Records from a data source
BEGIN
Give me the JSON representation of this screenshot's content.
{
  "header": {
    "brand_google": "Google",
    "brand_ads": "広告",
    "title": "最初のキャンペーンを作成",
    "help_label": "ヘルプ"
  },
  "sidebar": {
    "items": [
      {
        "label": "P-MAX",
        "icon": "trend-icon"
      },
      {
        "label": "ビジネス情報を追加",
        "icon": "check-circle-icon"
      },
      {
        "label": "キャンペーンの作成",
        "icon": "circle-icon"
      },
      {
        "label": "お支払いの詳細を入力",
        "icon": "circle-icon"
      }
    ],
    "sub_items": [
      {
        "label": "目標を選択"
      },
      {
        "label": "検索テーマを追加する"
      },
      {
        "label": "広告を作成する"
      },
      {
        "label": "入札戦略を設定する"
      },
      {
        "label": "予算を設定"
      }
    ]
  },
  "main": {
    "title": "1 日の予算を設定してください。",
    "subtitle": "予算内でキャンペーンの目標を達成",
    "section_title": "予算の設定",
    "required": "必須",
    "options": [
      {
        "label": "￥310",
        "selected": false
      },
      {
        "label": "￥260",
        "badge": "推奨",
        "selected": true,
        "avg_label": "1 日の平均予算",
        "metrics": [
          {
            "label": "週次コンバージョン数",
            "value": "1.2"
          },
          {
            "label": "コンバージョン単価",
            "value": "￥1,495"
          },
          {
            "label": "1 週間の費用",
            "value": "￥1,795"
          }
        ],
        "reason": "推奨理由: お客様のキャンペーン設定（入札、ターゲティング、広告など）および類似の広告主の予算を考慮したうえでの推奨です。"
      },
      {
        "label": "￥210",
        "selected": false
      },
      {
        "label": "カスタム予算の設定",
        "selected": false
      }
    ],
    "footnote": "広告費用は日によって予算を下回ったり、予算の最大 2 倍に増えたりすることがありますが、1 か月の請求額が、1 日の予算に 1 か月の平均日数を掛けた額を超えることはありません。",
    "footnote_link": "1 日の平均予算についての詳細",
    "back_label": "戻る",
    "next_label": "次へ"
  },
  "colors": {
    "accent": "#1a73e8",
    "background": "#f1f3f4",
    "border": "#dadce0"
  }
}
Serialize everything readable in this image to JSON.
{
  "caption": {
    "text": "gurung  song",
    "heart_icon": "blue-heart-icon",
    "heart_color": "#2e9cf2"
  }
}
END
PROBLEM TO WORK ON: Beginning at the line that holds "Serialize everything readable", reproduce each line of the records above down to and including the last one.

OUTPUT BELOW:
Serialize everything readable in this image to JSON.
{
  "caption": {
    "text": "gurung  song",
    "heart_icon": "blue-heart-icon",
    "heart_color": "#2e9cf2"
  }
}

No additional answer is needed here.